[Dataset rows for apps and sites]
§
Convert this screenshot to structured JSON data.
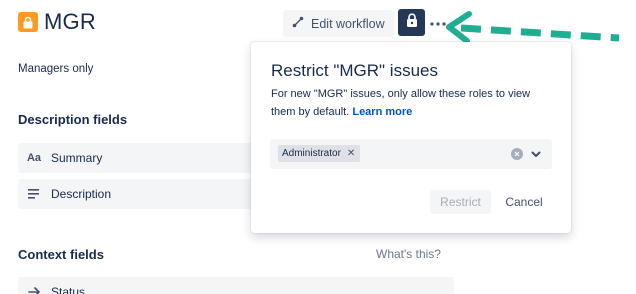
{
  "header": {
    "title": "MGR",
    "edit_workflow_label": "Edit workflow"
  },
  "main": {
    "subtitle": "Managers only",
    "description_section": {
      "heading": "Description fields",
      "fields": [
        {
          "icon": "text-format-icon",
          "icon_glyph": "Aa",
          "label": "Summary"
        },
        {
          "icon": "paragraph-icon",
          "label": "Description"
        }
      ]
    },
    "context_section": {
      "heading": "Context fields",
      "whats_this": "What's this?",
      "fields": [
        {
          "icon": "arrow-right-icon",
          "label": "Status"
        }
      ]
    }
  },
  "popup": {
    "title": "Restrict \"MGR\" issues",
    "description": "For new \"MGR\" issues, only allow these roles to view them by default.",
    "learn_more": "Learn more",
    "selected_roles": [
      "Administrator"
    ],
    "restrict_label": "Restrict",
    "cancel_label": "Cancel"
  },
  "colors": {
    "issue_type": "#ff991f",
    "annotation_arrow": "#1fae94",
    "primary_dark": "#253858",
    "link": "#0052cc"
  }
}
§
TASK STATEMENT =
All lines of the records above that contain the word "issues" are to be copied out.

SOLUTION TO THE PROBLEM =
    "title": "Restrict \"MGR\" issues",
    "description": "For new \"MGR\" issues, only allow these roles to view them by default.",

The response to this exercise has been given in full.